From the list on cherishing and enjoying your neurodivergent child.
Who am I?
I always intended to be a fiction writer (and have written ten novels, both YA and adult) but my oldest child is autistic, which led to my meeting and then collaborating on several non-fiction books with Dr. Lynn Kern Koegel, who’s an expert in the autism field, currently at Stanford University. Finding myself writing non-fiction wasn’t the only way having an autistic child changed my life. When my son was first diagnosed, I didn’t know what that meant for his future, and I desperately wanted information—and even entertainment—that made me feel inspired and hopeful. I needed to find my way toward feeling positive and not anxious, for both our sakes.
Claire's book list on cherishing and enjoying your neurodivergent child
Discover why each book is one of Claire's favorite books.
Why did Claire love this book?
I’ve always been fascinated by the question, “What is personality?”
Is there someone we’re hardwired to be or do other factors so affect us that we’re who we are because of our experiences? What about extreme traits—are they an aspect of our personality or something more external?
This book tackles these questions in such an interesting way, by focusing on mild forms of traits that might be diagnosable at higher levels. For example, if you’re quick to anger, is it possible you have a mild form of a rage disorder, or are you simply an angry person?
One of the chapters is about adults with very mild traits of autism.
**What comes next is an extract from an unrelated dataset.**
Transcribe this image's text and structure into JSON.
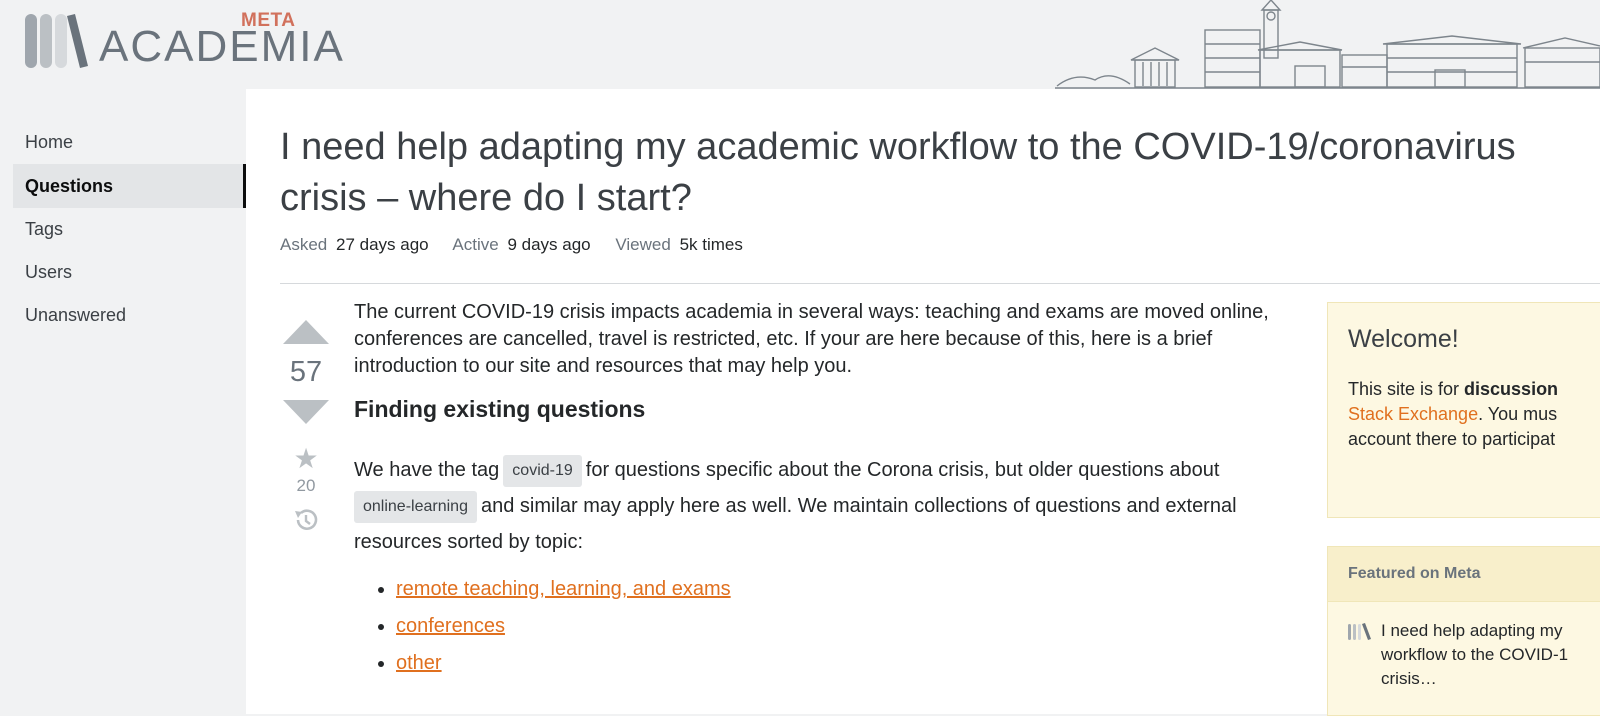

It opens the door to our thinking more deeply about autism as an inherent part of someone’s personality, rather than something separate from them.
There’s something affirming and positive about that to me. I think any parent with a neurodivergent…